13 November 2015

Insurance and banking customers need a PhD to understand the small print

A third of all insurance policy documents are written in a language that is only accessible to university students, according to new research by Fairer Finance.

A third of all insurance policy documents are written in a language that is only accessible to university students, according to new research by Fairer Finance.

Using the Flesch Kincaid Reading score – and a range of other readability formulas – Fairer Finance calculated the reading age for over 280 banking and insurance documents.

The results revealed that the average insurance document is only accessible to someone in the last year of sixth form college. While a number of documents were found to only be suitable for someone educated to post-graduate level.

According to the National Literacy Trust, 16% of the UK adult population has a reading age of 11 or less. However, Fairer Finance did not find a single insurance policy written in a language that could be understood by a first year secondary school student.

The reading grades produced by the Flesch Kincaid formula correspond to US school years. A reading grade of 12 would mean a document was accessible to a 17 or 18 year old, in the last year of sixth form college. To be accessible to an 11 year old, documents would need a reading grade of 7 or less.

Just one in eight banking Ts & Cs documents has a reading grade of 7 or less.
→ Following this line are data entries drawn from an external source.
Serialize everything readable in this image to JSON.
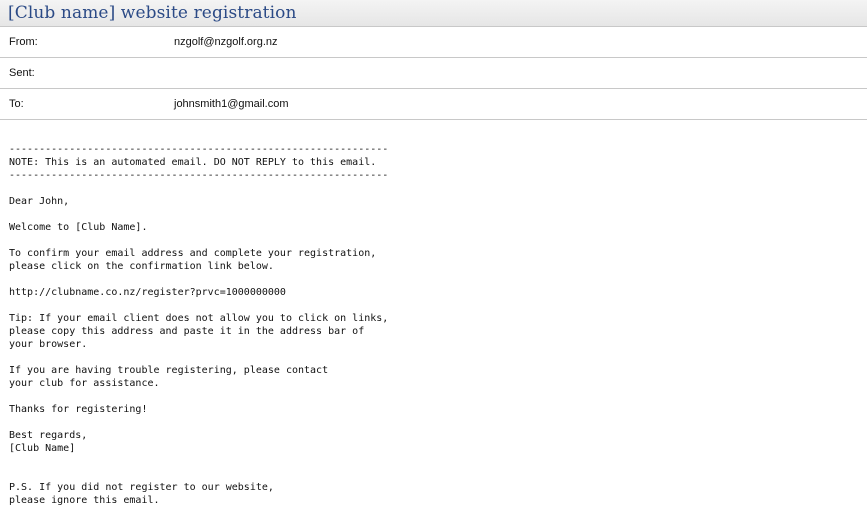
{
  "email": {
    "title": "[Club name] website registration",
    "headers": {
      "from_label": "From:",
      "from_value": "nzgolf@nzgolf.org.nz",
      "sent_label": "Sent:",
      "sent_value": "",
      "to_label": "To:",
      "to_value": "johnsmith1@gmail.com"
    },
    "body": "---------------------------------------------------------------\nNOTE: This is an automated email. DO NOT REPLY to this email.\n---------------------------------------------------------------\n\nDear John,\n\nWelcome to [Club Name].\n\nTo confirm your email address and complete your registration,\nplease click on the confirmation link below.\n\nhttp://clubname.co.nz/register?prvc=1000000000\n\nTip: If your email client does not allow you to click on links,\nplease copy this address and paste it in the address bar of\nyour browser.\n\nIf you are having trouble registering, please contact\nyour club for assistance.\n\nThanks for registering!\n\nBest regards,\n[Club Name]\n\n\nP.S. If you did not register to our website,\nplease ignore this email."
  }
}
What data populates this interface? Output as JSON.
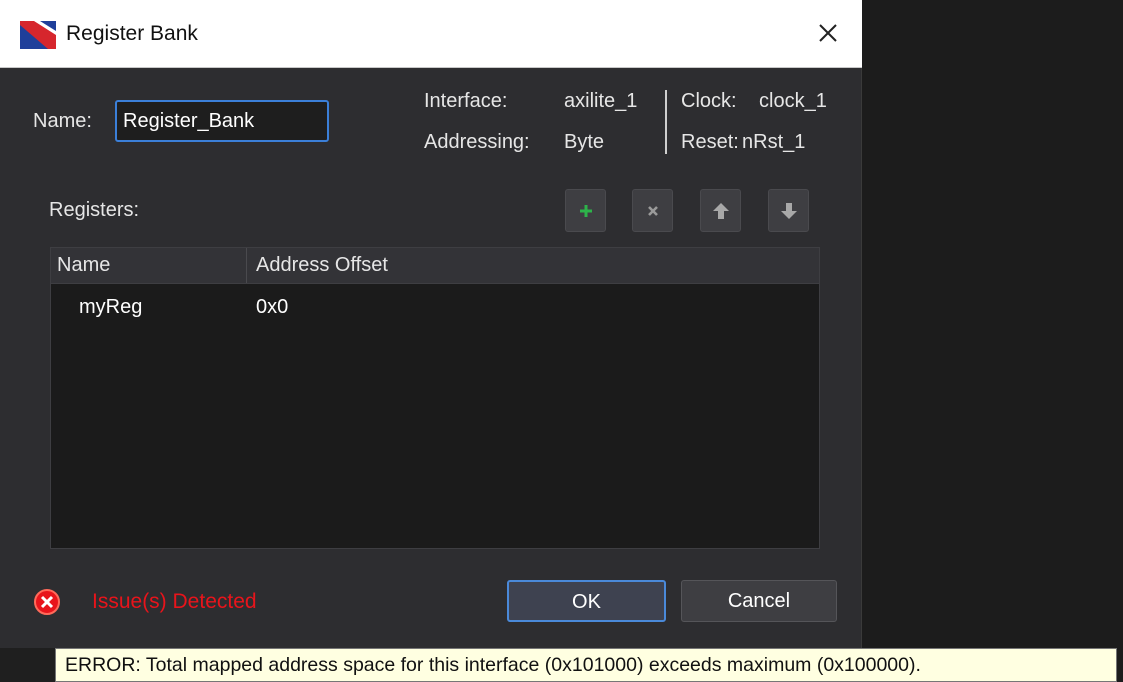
{
  "window": {
    "title": "Register Bank",
    "close_icon": "close-icon"
  },
  "form": {
    "name_label": "Name:",
    "name_value": "Register_Bank",
    "interface_label": "Interface:",
    "interface_value": "axilite_1",
    "addressing_label": "Addressing:",
    "addressing_value": "Byte",
    "clock_label": "Clock:",
    "clock_value": "clock_1",
    "reset_label": "Reset:",
    "reset_value": "nRst_1"
  },
  "registers": {
    "label": "Registers:",
    "toolbar": [
      {
        "icon": "plus-icon",
        "enabled": true
      },
      {
        "icon": "delete-icon",
        "enabled": false
      },
      {
        "icon": "arrow-up-icon",
        "enabled": false
      },
      {
        "icon": "arrow-down-icon",
        "enabled": false
      }
    ],
    "columns": [
      "Name",
      "Address Offset"
    ],
    "rows": [
      {
        "name": "myReg",
        "offset": "0x0"
      }
    ]
  },
  "status": {
    "text": "Issue(s) Detected",
    "icon": "error-icon",
    "color": "#e8141b"
  },
  "buttons": {
    "ok": "OK",
    "cancel": "Cancel"
  },
  "tooltip": {
    "text": "ERROR: Total mapped address space for this interface (0x101000) exceeds maximum (0x100000)."
  },
  "colors": {
    "accent": "#3b7fd8",
    "dialog_bg": "#2d2d30",
    "table_bg": "#1b1b1b",
    "tooltip_bg": "#ffffe1"
  }
}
The average banking document had a reading grade of 10 (equivalent to last year of GSCEs).

The worst offenders in the Fairer Finance research were:

Reading_age_table.png#asset:240

James Daley, managing director of Fairer Finance, said: “You shouldn’t need to have a degree to get your head around the details of a savings account or insurance policy. But as things stand, most banking and insurance documents are a struggle for even the most educated people to read.

“By communicating in a language that many people simply can’t understand, banks and insurers are discriminating against large swathes of their customers.

“As well as being unfair, it’s also bad business. If customers don’t understand what they’re buying, they’re more likely to be disappointed. It’s in everyone’s interests that companies communicate clearly with their customers. Until companies start to communicate in plain language, there's little hope of rebuilding trust between banks, insurers and their customers.”

Fairer Finance is campaigning for banks and insurers to simplify their terms and conditions and policy documents. Since the consumer group launched its Spare Us the Small Print campaign last year, the Financial Conduct Authority has begun to put pressure on companies to improve the ways they communicate with their customers.

The FCA's Smarter Communications Discussion Paper, published in the summer, challenged financial services companies to think of more innovative ways of communicating with their customers – citing examples as extreme as the use of comic strips, to help explain complicated concepts.

Fairer Finance wants the FCA to go further and fine companies that don’t simplify their documents. The FCA rules already state that all customer facing communication must be “clear, fair and not misleading”. Fairer Finance believes every financial services company already fails this test.

Terms and conditions are not only written in language that is difficult to understand, they are also often too long. Last year, Fairer Finance highlighted how several documents were longer than novels such as Animal Farm, Of Mice & Men and Heart of Darkness. The longest documents run to almost 70,000 words - more than twice the length of animal farm.